This is not an overly big exhibition – despite including big names and being technically impressive – but it offers incredible engagement that seeds thought. Through familiarity, play and beauty Water addresses some of the major environmental and social challenges that we face today, from weather cycles, to climate change and the food chain.

There is a push and pull across this exhibition, as viewers bounce between scale and intimacy.

This is perhaps best demonstrated by Forsythe’s busy installation juxtaposed with the intimate works of Patrick Pound; or Joyce Campbell’s daguerreotypes in quiet conversation with the grand gesture of Mata Aho Collective’s Kiko Moana. But, in that, there is little tension. It works at the hand of Barlow.

I am not sure where the starting point for this exhibition was. Perhaps it was about activating the collection investment in Cai’s Heritage, or maybe it was the public success of Riverbed in London and desire to get Eliasson to Brisbane?

Regardless, WATER clusters artists like barnacles around a concept, one where artworks are reframed and rethought. It is a great example of how an exhibition can extend how we think through unlikely pairings.

This will be one of those exhibitions that will be remembered for its pulse in sync with a moment; with a collective zeitgeist of concern.

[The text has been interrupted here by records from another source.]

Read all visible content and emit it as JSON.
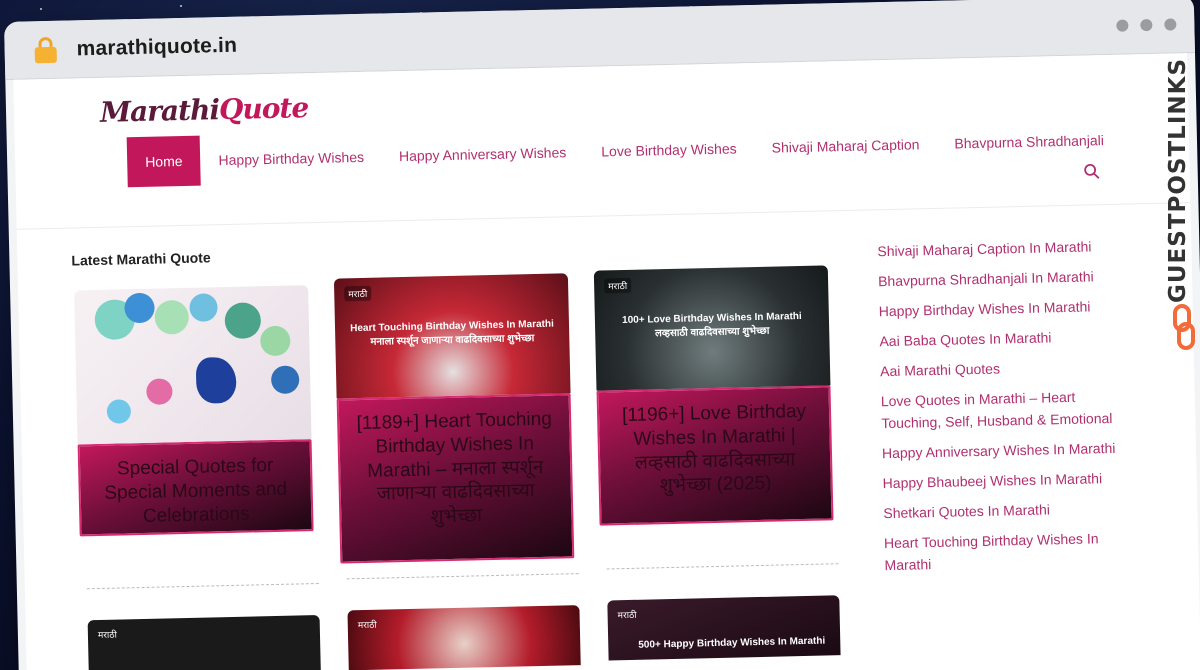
{
  "browser": {
    "url": "marathiquote.in"
  },
  "site": {
    "logo_part1": "Marathi",
    "logo_part2": "Quote",
    "nav": [
      {
        "label": "Home",
        "active": true
      },
      {
        "label": "Happy Birthday Wishes",
        "active": false
      },
      {
        "label": "Happy Anniversary Wishes",
        "active": false
      },
      {
        "label": "Love Birthday Wishes",
        "active": false
      },
      {
        "label": "Shivaji Maharaj Caption",
        "active": false
      },
      {
        "label": "Bhavpurna Shradhanjali",
        "active": false
      }
    ],
    "accent_color": "#c2185b"
  },
  "main": {
    "section_title": "Latest Marathi Quote",
    "cards": [
      {
        "caption": "Special Quotes for Special Moments and Celebrations",
        "thumb_badge": "",
        "thumb_text": ""
      },
      {
        "caption": "[1189+] Heart Touching Birthday Wishes In Marathi – मनाला स्पर्शून जाणाऱ्या वाढदिवसाच्या शुभेच्छा",
        "thumb_badge": "मराठी",
        "thumb_text": "Heart Touching Birthday Wishes In Marathi मनाला स्पर्शून जाणाऱ्या वाढदिवसाच्या शुभेच्छा"
      },
      {
        "caption": "[1196+] Love Birthday Wishes In Marathi | लव्हसाठी वाढदिवसाच्या शुभेच्छा (2025)",
        "thumb_badge": "मराठी",
        "thumb_text": "100+ Love Birthday Wishes In Marathi लव्हसाठी वाढदिवसाच्या शुभेच्छा"
      }
    ],
    "bottom_thumbs": [
      {
        "badge": "मराठी",
        "text": ""
      },
      {
        "badge": "मराठी",
        "text": ""
      },
      {
        "badge": "मराठी",
        "text": "500+ Happy Birthday Wishes In Marathi"
      }
    ]
  },
  "sidebar": {
    "links": [
      "Shivaji Maharaj Caption In Marathi",
      "Bhavpurna Shradhanjali In Marathi",
      "Happy Birthday Wishes In Marathi",
      "Aai Baba Quotes In Marathi",
      "Aai Marathi Quotes",
      "Love Quotes in Marathi – Heart Touching, Self, Husband & Emotional",
      "Happy Anniversary Wishes In Marathi",
      "Happy Bhaubeej Wishes In Marathi",
      "Shetkari Quotes In Marathi",
      "Heart Touching Birthday Wishes In Marathi"
    ]
  },
  "watermark": {
    "text": "GUESTPOSTLINKS"
  }
}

In truth, as a society we are moving towards a spectre of guilt and trauma. Water offers a way to process that on more comfortable terms.

4 stars out of 5 ★★★★

Queensland Art Gallery/Gallery of Modern Art (QAGOMA), Brisbane
Curator: Geraldine Kirrihi Barlow
7 December 2019 – 26 April 2020
Tickets $18

The writer travelled to Brisbane as a guest of QAGOMA.

Gina Fairley is ArtsHub's National Visual Arts Editor. For a decade she worked as a freelance writer and curator across Southeast Asia and was previously the Regional Contributing Editor for Hong Kong based magazines Asian Art News and World Sculpture News. Prior to writing she worked as an arts manager in America and Australia for 14 years, including the regional gallery, biennale and commercial sectors. She is based in Mittagong, regional NSW. Twitter: @ginafairley Instagram: fairleygina